The MOT, which deems whether a vehicle is safe and roadworthy, has been in force since 1960, but the Government has suggested it is time for a change.
This week, a consultation to extend a car’s first MOT from three to four years ended, with the industry and drivers voicing their opposition to the revision.
But should the test even be based on a vehicle’s age at all? A new study says not, voting in favour for a switch to a mileage-based MOT.
MOT test changes opposed: The majority of driver are against plans to extend the first MOT test from the third year to the fourth year, according to two new studies
Would a mileage-based MOT be better?
Research by Allianz found that 51 per cent of people thought it was a bad idea to lengthen the time period of a car’s first MOT test from three to four years due to the implications for road safety.
Instead, a huge 82 per cent of the 1,000 drivers polled backed suggestions for the MOT test to be mileage based – similar to how service intervals are calculated for vehicles by carmakers.
Jonathan Dye, head of motor insurance at Allianz UK, said: ‘We believe the MOT helps reduce accidents because it focuses on making sure a vehicle is roadworthy and safe to be driven.
‘High mileage cars and commercial vehicles will be particularly at risk.
‘Servicing could mitigate some of the issues but it isn’t as robust as a legal requirement to maintain the vehicle in a roadworthy condition.’
While a mileage-only based MOT schedule could have its advantages, it would ultimately make policing the assessment very difficult for the DVSA.
It would also mean that vehicles not driven regularly could end up with dangerous consumable parts that have perished over time, such as the rubber compounds in tyres.
Allianz warned there could be dangerous ramifications for long-distance driving owners of newer vehicles
Why was the move from three to four years branded ‘dangerous’?
The Retail Motor Industry Federation suggested that there will be an additional 400,000 unroadworthy vehicles in use in the country if the Government gives the four-year proposal the green light, a move it says will save the nation’s drivers £100 million annually in test fees.
The Society of Motor Manufacturers and Traders branded the proposed 12-month delay as ‘dangerous’ – though it’s certainly an improvement on the 10-year time frame given before a car had to be tested for the first time when the MOT was introduced.

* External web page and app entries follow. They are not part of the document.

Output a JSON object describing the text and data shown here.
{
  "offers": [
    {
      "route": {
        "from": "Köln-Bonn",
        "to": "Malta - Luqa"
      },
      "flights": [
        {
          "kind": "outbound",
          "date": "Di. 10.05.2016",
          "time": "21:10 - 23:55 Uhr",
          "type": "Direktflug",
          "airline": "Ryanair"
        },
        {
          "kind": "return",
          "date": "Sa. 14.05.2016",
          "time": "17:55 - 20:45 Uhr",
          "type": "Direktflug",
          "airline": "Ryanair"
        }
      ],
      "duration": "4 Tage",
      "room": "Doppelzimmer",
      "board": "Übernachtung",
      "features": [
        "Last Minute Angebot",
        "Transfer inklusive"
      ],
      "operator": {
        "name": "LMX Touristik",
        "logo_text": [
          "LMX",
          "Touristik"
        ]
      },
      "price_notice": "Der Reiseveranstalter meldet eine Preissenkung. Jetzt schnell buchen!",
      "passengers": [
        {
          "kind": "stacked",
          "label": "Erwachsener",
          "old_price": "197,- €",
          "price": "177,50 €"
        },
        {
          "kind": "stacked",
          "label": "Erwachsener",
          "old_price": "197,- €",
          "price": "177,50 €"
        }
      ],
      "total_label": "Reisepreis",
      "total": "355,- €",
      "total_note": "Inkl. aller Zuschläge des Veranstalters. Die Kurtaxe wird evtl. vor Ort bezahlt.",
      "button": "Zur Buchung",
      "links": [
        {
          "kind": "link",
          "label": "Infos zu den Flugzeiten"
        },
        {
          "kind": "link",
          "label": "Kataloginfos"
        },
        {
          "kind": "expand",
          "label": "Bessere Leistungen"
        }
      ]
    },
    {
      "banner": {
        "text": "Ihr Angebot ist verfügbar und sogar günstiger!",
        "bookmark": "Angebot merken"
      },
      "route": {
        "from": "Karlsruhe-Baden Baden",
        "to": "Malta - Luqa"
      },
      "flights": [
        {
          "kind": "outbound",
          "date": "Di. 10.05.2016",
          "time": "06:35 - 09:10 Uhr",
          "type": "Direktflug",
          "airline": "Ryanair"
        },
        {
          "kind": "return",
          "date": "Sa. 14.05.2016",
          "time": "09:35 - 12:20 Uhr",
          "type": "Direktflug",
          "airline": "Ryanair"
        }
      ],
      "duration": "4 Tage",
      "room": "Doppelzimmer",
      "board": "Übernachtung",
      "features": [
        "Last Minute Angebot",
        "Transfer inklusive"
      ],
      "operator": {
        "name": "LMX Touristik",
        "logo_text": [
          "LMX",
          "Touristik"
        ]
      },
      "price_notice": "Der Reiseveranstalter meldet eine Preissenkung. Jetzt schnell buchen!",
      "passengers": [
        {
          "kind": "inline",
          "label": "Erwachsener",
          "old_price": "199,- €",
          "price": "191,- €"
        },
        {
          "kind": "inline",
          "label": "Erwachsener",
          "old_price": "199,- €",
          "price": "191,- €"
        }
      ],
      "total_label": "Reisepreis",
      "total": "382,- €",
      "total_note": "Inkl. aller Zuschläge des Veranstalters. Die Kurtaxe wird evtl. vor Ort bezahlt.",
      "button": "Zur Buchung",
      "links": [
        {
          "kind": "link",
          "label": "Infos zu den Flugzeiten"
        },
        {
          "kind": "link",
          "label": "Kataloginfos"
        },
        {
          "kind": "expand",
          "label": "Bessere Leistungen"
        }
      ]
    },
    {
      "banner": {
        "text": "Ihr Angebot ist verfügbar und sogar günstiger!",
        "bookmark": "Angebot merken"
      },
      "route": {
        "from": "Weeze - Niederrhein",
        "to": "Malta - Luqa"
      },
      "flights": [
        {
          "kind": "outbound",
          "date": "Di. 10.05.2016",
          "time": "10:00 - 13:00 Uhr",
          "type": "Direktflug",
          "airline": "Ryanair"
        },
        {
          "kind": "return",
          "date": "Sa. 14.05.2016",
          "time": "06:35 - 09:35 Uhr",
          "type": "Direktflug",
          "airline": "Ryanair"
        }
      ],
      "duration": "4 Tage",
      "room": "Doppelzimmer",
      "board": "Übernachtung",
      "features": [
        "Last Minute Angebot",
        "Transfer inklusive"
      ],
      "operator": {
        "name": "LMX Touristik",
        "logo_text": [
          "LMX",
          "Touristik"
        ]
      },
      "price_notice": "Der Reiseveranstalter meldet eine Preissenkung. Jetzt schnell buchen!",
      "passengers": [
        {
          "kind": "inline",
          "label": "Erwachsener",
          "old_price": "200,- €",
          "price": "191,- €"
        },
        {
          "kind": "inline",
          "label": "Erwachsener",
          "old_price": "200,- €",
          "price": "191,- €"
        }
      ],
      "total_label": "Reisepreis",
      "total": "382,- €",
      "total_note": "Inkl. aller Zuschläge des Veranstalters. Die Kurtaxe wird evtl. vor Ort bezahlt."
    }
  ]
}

The automotive industry representative conducted a joint survey with YouGov to measure motorists opinion on the consultation, which could see a new car’s first MOT test come after 48 months from next year if upheld by the Driving and Vehicle Standards Agency.
More than three quarters of those polled on the proposals (76 per cent) wanted to keep the current initial test schedule at 36 months.
Of the 2.036 car owners quizzed, 83 per cent resisted the revision, saying the safety of their cars outweighed the £45 saving they could make.
More than two thirds (68 per cent) believed a 12-month delay to a car’s first MOT could could put themselves and other road users in danger – a concern the motor industry shares, the SMMT said.
It said new technology in cars – such as tyre pressure monitoring systems, lane departure warning and wet weather tyre performance – is making cars safer.
However, while these systems may help prevent or mitigate accidents, they ‘do not change the fundamental underlying operation of wear and tear products such as tyres and brakes, which continue to require regular checks and maintenance’.
Should the MOT be tougher?
The industry representative also cited DVSA research showing that 17 per cent of all cars taking their first MOT at three years fail to meet the minimum requirements.
With this in mind, the SMMT said it wanted to see the test become more stringent instead of more relaxed, backing additional scrutiny of diesel particulate filters to improve emissions performance and vehicle mileage in the fight against illegal clocking.
Mike Hawes, SMMT Chief Executive, said, ‘Extending the first test for cars from three to four years is not what consumers or industry want given the serious risk posed to road safety and vehicles’ environmental performance.
‘The latest vehicles are equipped with advanced safety systems but it is still critical that wear and tear items such as tyres and brakes are checked regularly and replaced.
‘We urge government to scrap its plans to change a test system that has played a vital role in making the UK’s roads among the safest in the world.’